Kodiak Island, Alaska – April 1999
Most visitors to Kodiak are from Alaska, they’re drawn by the excellent sport fishing and hunting. There’s no road to Kodiak so you must fly or take the ferry, which adds to the expense of visiting, so we don’t get many visitors from outside.
Kodiak is the second largest island in the US. You could leave the largest island in the US, Hawaii, and head straight north to Kodiak for about 2,160 nautical miles. Not much chance of getting lost, there’s nothing between Kodiak and Hawaii.
It could be an interesting way to travel, unfortunately there is no scheduled service. Most visitors fly from Anchorage or take the ferry from Homer or Seward (a car may be brought on the ferry).
Kodiak, the sixth largest city in Alaska, still has a population of only 7,000 and a total 14,000 in the borough. Kodiak is one of the largest fishing ports in the world, most of the residents are directly or indirectly employed in the fishing industry. Kodiak also has one of the largest US Coast Guard bases in the US.
The Chamber of Commerce and Visitor’s Bureau has put together a very good web site with lots of information about Kodiak. English, the offical language is widely spoken, as well as Aleutiq (native), Tagalog, Illicano (Philipine dialects), Spanish, and Russian.
Activities center around the outdoors. Fishing and boating are the most popular. There are three State parks and campgrounds in Kodiak as well as a municipal campground, as well as hotels and B&Bs.
There are many historical and acheological sites in the area. It possible to volunteer to join an archeological dig. You are always welcome to join the Audobon Society on the weekly day hikes around the area.
Events are organized around the interests of the community, so each summer we have a carnival, a music festival, a rodeo, and the like.
WalMart is opening a big new store this weekend. For us this is a big deal, no kidding. How will a huge corporate retailer affect small local retailers?
Later this month we celebrate the annual migration of grey whales, check out the whale festival. Only the most avid whale watcher would actually come here to watch whales (I’d like to go to Baja to watch the whales instead), but it does illustrate the kind of activities we enjoy.
But if you are here anyway, its lots of fun. If you visit chances are there will be something going on. I do think the Visitor’s Bureau is stretching it a bit with Octoberfest however, go drink beer in Germany instead.
Someone here seems to have a foot fetish. Ok, this is for you. If had one pair of footwear to wear in Kodiak it should be Goodyear Xtra Tuffs, calf high rubber boots.
There are four major areas in Alaska:
The Southeastern Panhandle, the vast Interior, the Arctic, and the Southwestern Maritime areas.
Each of these areas could be further sudivided. Visitors are attracted by the magnificient scenery, widelife, and diverse native cultures.
Most visitors, with more money than time, join a cruise and/or tour to a few of the State’s major attractions. This is the best way to see as much as possible in a short period of time.

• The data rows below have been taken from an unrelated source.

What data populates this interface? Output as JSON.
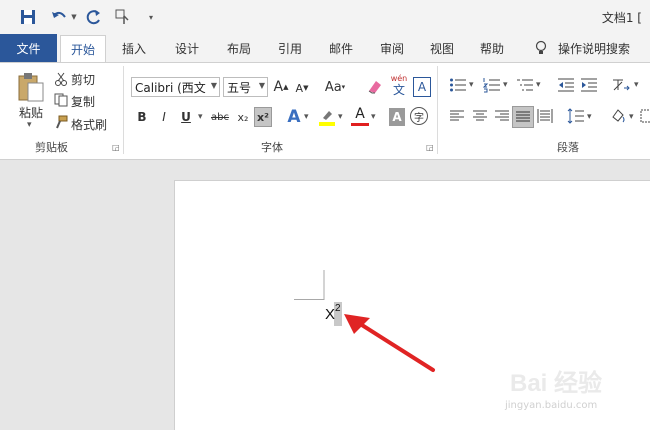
{
  "window": {
    "title": "文档1 ["
  },
  "tabs": {
    "file": "文件",
    "home": "开始",
    "insert": "插入",
    "design": "设计",
    "layout": "布局",
    "references": "引用",
    "mailings": "邮件",
    "review": "审阅",
    "view": "视图",
    "help": "帮助",
    "tell_me": "操作说明搜索"
  },
  "clipboard": {
    "paste": "粘贴",
    "cut": "剪切",
    "copy": "复制",
    "format_painter": "格式刷",
    "group": "剪贴板"
  },
  "font": {
    "name": "Calibri (西文",
    "size": "五号",
    "grow": "A",
    "shrink": "A",
    "change_case": "Aa",
    "phonetic_top": "wén",
    "phonetic_bottom": "文",
    "border_char": "A",
    "bold": "B",
    "italic": "I",
    "underline": "U",
    "strike": "abc",
    "subscript": "x₂",
    "superscript": "x²",
    "effects": "A",
    "font_color": "A",
    "shading": "A",
    "enclose": "字",
    "group": "字体"
  },
  "paragraph": {
    "group": "段落"
  },
  "document": {
    "text": "X",
    "superscript": "2"
  },
  "watermark": {
    "brand": "Bai 经验",
    "url": "jingyan.baidu.com"
  },
  "colors": {
    "accent": "#2b579a",
    "highlight": "#ffff00",
    "font_red": "#e02020",
    "arrow": "#e02424"
  }
}
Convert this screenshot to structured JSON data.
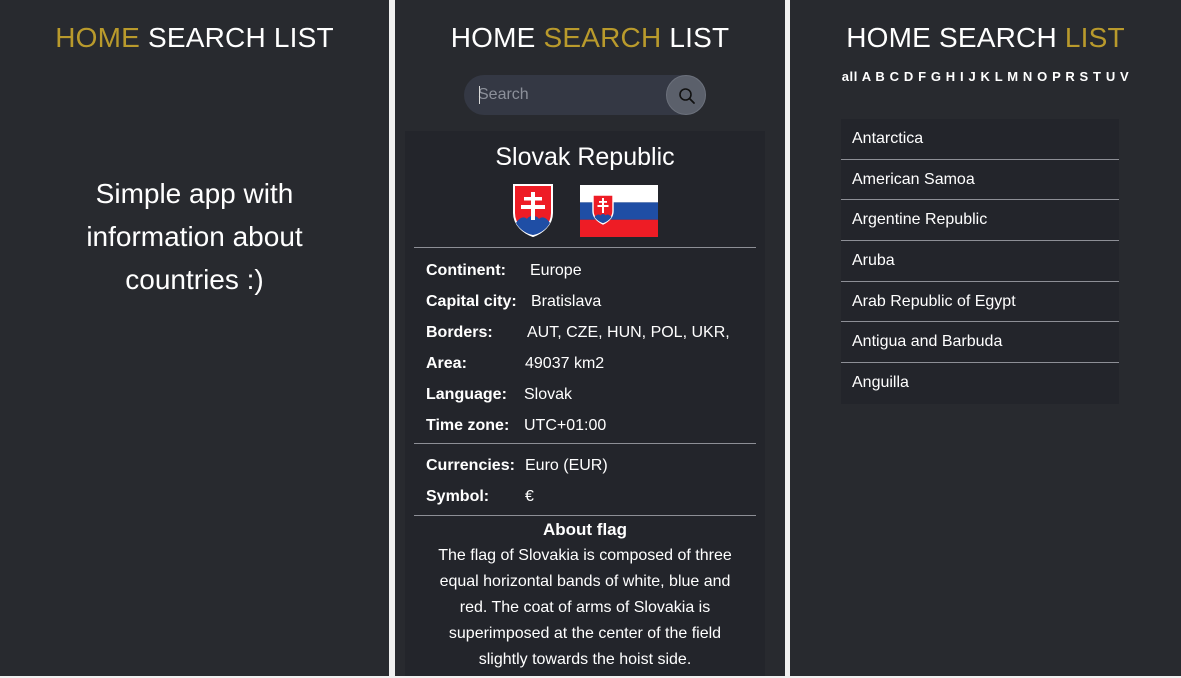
{
  "nav": {
    "home": "HOME",
    "search": "SEARCH",
    "list": "LIST"
  },
  "home_panel": {
    "intro_lines": [
      "Simple app with",
      "information about",
      "countries :)"
    ]
  },
  "search_panel": {
    "search": {
      "placeholder": "Search",
      "value": ""
    },
    "country": {
      "name": "Slovak Republic",
      "details": [
        {
          "label": "Continent:",
          "value": "Europe"
        },
        {
          "label": "Capital city:",
          "value": "Bratislava"
        },
        {
          "label": "Borders:",
          "value": "AUT, CZE, HUN, POL, UKR,"
        },
        {
          "label": "Area:",
          "value": "49037 km2"
        },
        {
          "label": "Language:",
          "value": "Slovak"
        },
        {
          "label": "Time zone:",
          "value": "UTC+01:00"
        }
      ],
      "currency": [
        {
          "label": "Currencies:",
          "value": "Euro (EUR)"
        },
        {
          "label": "Symbol:",
          "value": "€"
        }
      ],
      "about_flag_title": "About flag",
      "about_flag_text": "The flag of Slovakia is composed of three equal horizontal bands of white, blue and red. The coat of arms of Slovakia is superimposed at the center of the field slightly towards the hoist side."
    }
  },
  "list_panel": {
    "letters": [
      "all",
      "A",
      "B",
      "C",
      "D",
      "F",
      "G",
      "H",
      "I",
      "J",
      "K",
      "L",
      "M",
      "N",
      "O",
      "P",
      "R",
      "S",
      "T",
      "U",
      "V"
    ],
    "countries": [
      "Antarctica",
      "American Samoa",
      "Argentine Republic",
      "Aruba",
      "Arab Republic of Egypt",
      "Antigua and Barbuda",
      "Anguilla"
    ]
  },
  "colors": {
    "accent": "#b99a2c",
    "panel_bg": "#282a2f",
    "card_bg": "#23252b",
    "flag_white": "#ffffff",
    "flag_blue": "#1f4ea5",
    "flag_red": "#ee1c25"
  },
  "icons": {
    "search": "search-icon",
    "coat_of_arms": "slovak-coat-of-arms-icon",
    "flag": "slovak-flag-icon"
  }
}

For most other visitors, with more time than money, an extended camping trip driving up the AlCan Highway and/or the Alaska Marine Highway is the way to go. And there’s everything in between.
One of the better guides for people coming from outside* is The Milepost, it contains a mile by mile description of visitor services and attractions along the road system along the routes to/from and in Alaska. It’s about 80 % advertisements and 20 % information but useful nevertheless.
There’s about half a million of us in Alaska, and then there are 5 to 6 billion of you in the rest of the world. Geographically speaking, up here there is Alaska and there is outside.
We are generally very provincal in our worldview. I saw a map of the world printed in New York; NYC occupied about 50 % of the globe’s surface.
Printed here, Alaska would occupy 90 % of the globe’s surface; with polite mention of Canada, Hawaii, and not so polite mention of Seattle.